Work request:
From the first line to the last, return the data exactly as written.

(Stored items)
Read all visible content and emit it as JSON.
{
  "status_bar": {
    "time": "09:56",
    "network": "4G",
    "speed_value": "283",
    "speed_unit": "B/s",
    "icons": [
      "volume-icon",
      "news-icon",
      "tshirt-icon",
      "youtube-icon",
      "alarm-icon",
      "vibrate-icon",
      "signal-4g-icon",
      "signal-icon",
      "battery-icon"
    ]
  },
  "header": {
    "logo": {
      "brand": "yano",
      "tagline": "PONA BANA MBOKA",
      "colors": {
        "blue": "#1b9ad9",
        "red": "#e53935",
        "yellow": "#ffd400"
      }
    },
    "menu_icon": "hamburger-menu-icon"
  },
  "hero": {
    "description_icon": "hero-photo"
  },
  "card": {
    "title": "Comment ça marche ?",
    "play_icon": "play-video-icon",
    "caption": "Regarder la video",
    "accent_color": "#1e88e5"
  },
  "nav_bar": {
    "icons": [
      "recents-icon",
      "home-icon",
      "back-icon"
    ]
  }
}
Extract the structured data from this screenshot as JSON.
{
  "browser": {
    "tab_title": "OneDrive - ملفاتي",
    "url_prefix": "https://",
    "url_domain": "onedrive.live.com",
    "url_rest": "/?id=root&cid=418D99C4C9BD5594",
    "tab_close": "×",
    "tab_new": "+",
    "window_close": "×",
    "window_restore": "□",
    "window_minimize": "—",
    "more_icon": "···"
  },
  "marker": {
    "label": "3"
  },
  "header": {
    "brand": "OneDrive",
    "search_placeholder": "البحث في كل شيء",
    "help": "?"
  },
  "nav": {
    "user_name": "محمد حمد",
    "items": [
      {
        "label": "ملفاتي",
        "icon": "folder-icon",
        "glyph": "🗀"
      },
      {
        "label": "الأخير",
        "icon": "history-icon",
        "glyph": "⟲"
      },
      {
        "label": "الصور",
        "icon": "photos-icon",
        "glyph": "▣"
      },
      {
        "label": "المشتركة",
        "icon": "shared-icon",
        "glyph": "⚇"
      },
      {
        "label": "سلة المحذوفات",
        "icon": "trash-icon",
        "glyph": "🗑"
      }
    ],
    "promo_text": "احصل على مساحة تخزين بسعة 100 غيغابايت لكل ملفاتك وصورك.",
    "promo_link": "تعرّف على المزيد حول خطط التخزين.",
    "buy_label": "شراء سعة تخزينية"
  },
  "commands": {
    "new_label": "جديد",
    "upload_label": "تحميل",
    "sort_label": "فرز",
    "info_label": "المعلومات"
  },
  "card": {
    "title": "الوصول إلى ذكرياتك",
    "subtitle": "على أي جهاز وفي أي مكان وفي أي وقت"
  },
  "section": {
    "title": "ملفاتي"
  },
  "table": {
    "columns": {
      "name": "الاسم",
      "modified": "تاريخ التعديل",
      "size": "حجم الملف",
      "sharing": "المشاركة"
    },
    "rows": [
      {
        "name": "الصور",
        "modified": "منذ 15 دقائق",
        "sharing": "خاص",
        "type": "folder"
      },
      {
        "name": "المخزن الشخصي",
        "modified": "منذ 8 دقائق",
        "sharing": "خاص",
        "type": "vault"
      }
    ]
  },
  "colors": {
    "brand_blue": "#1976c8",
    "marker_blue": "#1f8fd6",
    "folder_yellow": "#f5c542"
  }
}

Answer to this exercise:
Read all visible content and emit it as JSON.
{
  "status_bar": {
    "time": "09:56",
    "network": "4G",
    "speed_value": "283",
    "speed_unit": "B/s",
    "icons": [
      "volume-icon",
      "news-icon",
      "tshirt-icon",
      "youtube-icon",
      "alarm-icon",
      "vibrate-icon",
      "signal-4g-icon",
      "signal-icon",
      "battery-icon"
    ]
  },
  "header": {
    "logo": {
      "brand": "yano",
      "tagline": "PONA BANA MBOKA",
      "colors": {
        "blue": "#1b9ad9",
        "red": "#e53935",
        "yellow": "#ffd400"
      }
    },
    "menu_icon": "hamburger-menu-icon"
  },
  "hero": {
    "description_icon": "hero-photo"
  },
  "card": {
    "title": "Comment ça marche ?",
    "play_icon": "play-video-icon",
    "caption": "Regarder la video",
    "accent_color": "#1e88e5"
  },
  "nav_bar": {
    "icons": [
      "recents-icon",
      "home-icon",
      "back-icon"
    ]
  }
}
Extract the structured data from this screenshot as JSON.
{
  "browser": {
    "tab_title": "OneDrive - ملفاتي",
    "url_prefix": "https://",
    "url_domain": "onedrive.live.com",
    "url_rest": "/?id=root&cid=418D99C4C9BD5594",
    "tab_close": "×",
    "tab_new": "+",
    "window_close": "×",
    "window_restore": "□",
    "window_minimize": "—",
    "more_icon": "···"
  },
  "marker": {
    "label": "3"
  },
  "header": {
    "brand": "OneDrive",
    "search_placeholder": "البحث في كل شيء",
    "help": "?"
  },
  "nav": {
    "user_name": "محمد حمد",
    "items": [
      {
        "label": "ملفاتي",
        "icon": "folder-icon",
        "glyph": "🗀"
      },
      {
        "label": "الأخير",
        "icon": "history-icon",
        "glyph": "⟲"
      },
      {
        "label": "الصور",
        "icon": "photos-icon",
        "glyph": "▣"
      },
      {
        "label": "المشتركة",
        "icon": "shared-icon",
        "glyph": "⚇"
      },
      {
        "label": "سلة المحذوفات",
        "icon": "trash-icon",
        "glyph": "🗑"
      }
    ],
    "promo_text": "احصل على مساحة تخزين بسعة 100 غيغابايت لكل ملفاتك وصورك.",
    "promo_link": "تعرّف على المزيد حول خطط التخزين.",
    "buy_label": "شراء سعة تخزينية"
  },
  "commands": {
    "new_label": "جديد",
    "upload_label": "تحميل",
    "sort_label": "فرز",
    "info_label": "المعلومات"
  },
  "card": {
    "title": "الوصول إلى ذكرياتك",
    "subtitle": "على أي جهاز وفي أي مكان وفي أي وقت"
  },
  "section": {
    "title": "ملفاتي"
  },
  "table": {
    "columns": {
      "name": "الاسم",
      "modified": "تاريخ التعديل",
      "size": "حجم الملف",
      "sharing": "المشاركة"
    },
    "rows": [
      {
        "name": "الصور",
        "modified": "منذ 15 دقائق",
        "sharing": "خاص",
        "type": "folder"
      },
      {
        "name": "المخزن الشخصي",
        "modified": "منذ 8 دقائق",
        "sharing": "خاص",
        "type": "vault"
      }
    ]
  },
  "colors": {
    "brand_blue": "#1976c8",
    "marker_blue": "#1f8fd6",
    "folder_yellow": "#f5c542"
  }
}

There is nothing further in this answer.